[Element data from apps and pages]
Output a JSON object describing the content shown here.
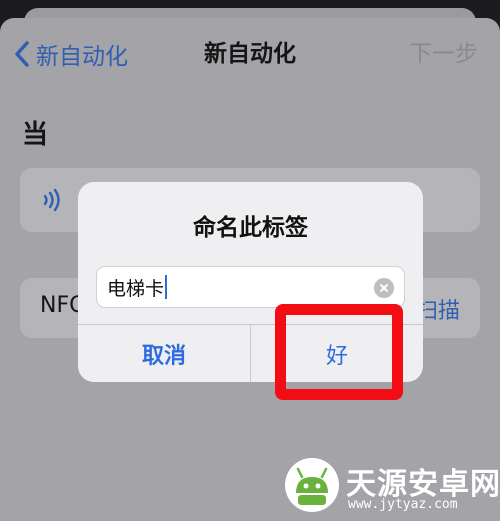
{
  "nav": {
    "back_label": "新自动化",
    "title": "新自动化",
    "next_label": "下一步"
  },
  "trigger": {
    "section_label": "当",
    "nfc_label": "NFC",
    "scan_label": "扫描"
  },
  "alert": {
    "title": "命名此标签",
    "field_value": "电梯卡",
    "cancel_label": "取消",
    "ok_label": "好"
  },
  "colors": {
    "accent": "#2f6be0",
    "highlight": "#f20d15"
  },
  "watermark": {
    "title": "天源安卓网",
    "url": "www.jytyaz.com"
  }
}
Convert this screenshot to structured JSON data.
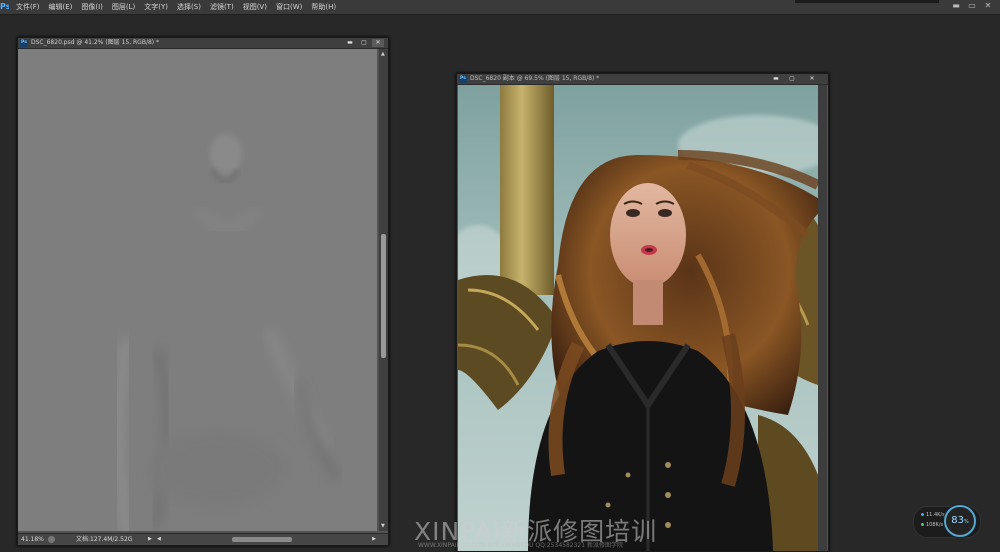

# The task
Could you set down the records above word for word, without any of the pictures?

# Task result
Output a JSON object describing the content shown here.
{
  "nav": {
    "back_label": "新自动化",
    "title": "新自动化",
    "next_label": "下一步"
  },
  "trigger": {
    "section_label": "当",
    "nfc_label": "NFC",
    "scan_label": "扫描"
  },
  "alert": {
    "title": "命名此标签",
    "field_value": "电梯卡",
    "cancel_label": "取消",
    "ok_label": "好"
  },
  "colors": {
    "accent": "#2f6be0",
    "highlight": "#f20d15"
  },
  "watermark": {
    "title": "天源安卓网",
    "url": "www.jytyaz.com"
  }
}
Convert this screenshot to structured JSON data.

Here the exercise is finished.